The meeting comes after months of talking and tweeting past each other
Pope says he'll look for areas of agreement with Trump
After meeting with Muslim leaders in Saudi Arabia and visiting sacred sites in Jerusalem, President Donald Trump’s tour of world religions concluded Wednesday at the Vatican, the Catholic Church’s holy headquarters.
There, at the Apostolic Palace, Trump met with Pope Francis – finally.
It’s a meeting millions had been waiting for, an encounter between two of the world’s most intriguing and complex characters: The holy man in white who preaches good news to the poor and the brash businessman in the dark suit who embodies American extravagance.
A boxing promoter might have been tempted to call it the “Sistine Showdown” or “Rumble in Rome.” Churchmen, alas, chose more sober sobriquets.
“It will be a meeting without ‘walls,’” the Rev. Antonio Spadaro, a close associate of the Pope, said a few days before the President’s visit.
Walls, of course, were the subject of their famous feud.
Shortly after celebrating a large outdoor Mass at the Mexican border last year, Francis said that people who think only of building barriers instead of bridges are “not Christian.” Trump dismissed the comments as “disgraceful” and called the Pope a pawn of the Mexican government.
It was catnip to a culture that feasts on conflict: A politician and Pope sparring in the middle of a heated presidential election. But neither man seemed eager to continue the clash. The Vatican said Francis’ comments were “not a personal attack,” and Trump said he “doesn’t like fighting with the Pope.”
Still, the Pope continued to condemn Trump-like political rhetoric, even if he never named Trump himself. The day before the presidential election, he warned Christians not to be tempted by “the false security of physical or social walls.”
“Dear brothers and sisters,” he said, “all walls fall. All of them. Do not be fooled.”
After the election, several of Francis’ closest American allies picked up the Pope’s banner, sounding ready to lead an anti-Trump resistance.
“What keeps despots, dictators awake at night, what topples evil empires is the little person who goes into the square in the middle of the town in the dark of the night and scrawls on the wall, ‘No,’” Cardinal Joseph Tobin of Newark, New Jersey, said earlier this month at a rally to support a Mexican immigrant threatened with deportation.

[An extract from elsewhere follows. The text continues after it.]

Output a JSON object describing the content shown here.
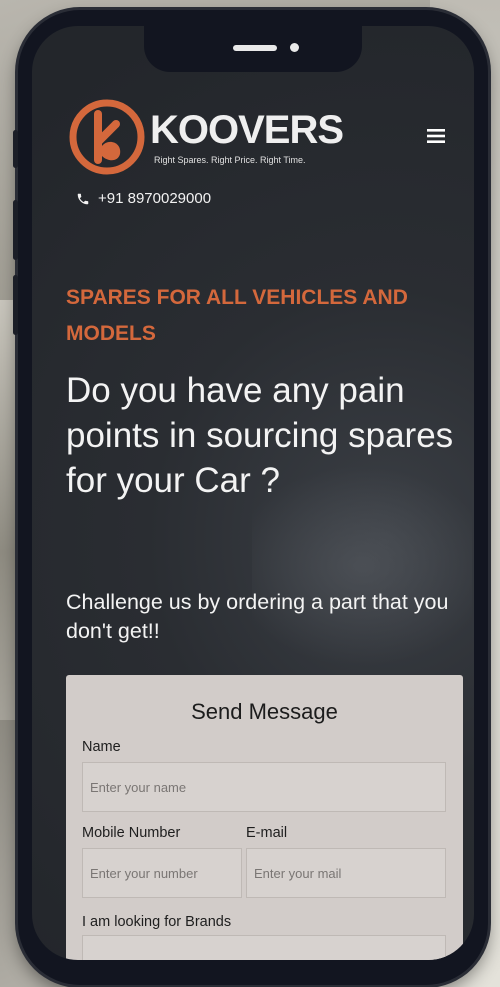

“And I want to say to you, we are the ‘No’ that God scrawls on the wall.”
Bishop Daniel Flores said his flock in the border town of Brownsville, Texas, is anxious about the anti-immigrant rhetoric coming from the highest levels of government. They wanted the Pope to say something about it to Trump.
“People here see the Pope as someone who defends the integrity of immigrants’ identity,” Flores said. “They are hoping, when he meets the President, that there may be some progress in understanding, especially in halting efforts to dehumanize the immigrant population.”
Still, most experts said before the meeting they didn’t expect Francis to take Trump to the woodshed – or drag him to the confessional booth.
At a recent news conference, the Pope said he wouldn’t judge Trump before their meeting or seek to convert him on political issues. Instead, he’d look for areas of agreement.
“Always there are doors that are not closed. Look for the doors that are at least a little bit open, enter and talk about common things and go on. Step by step.”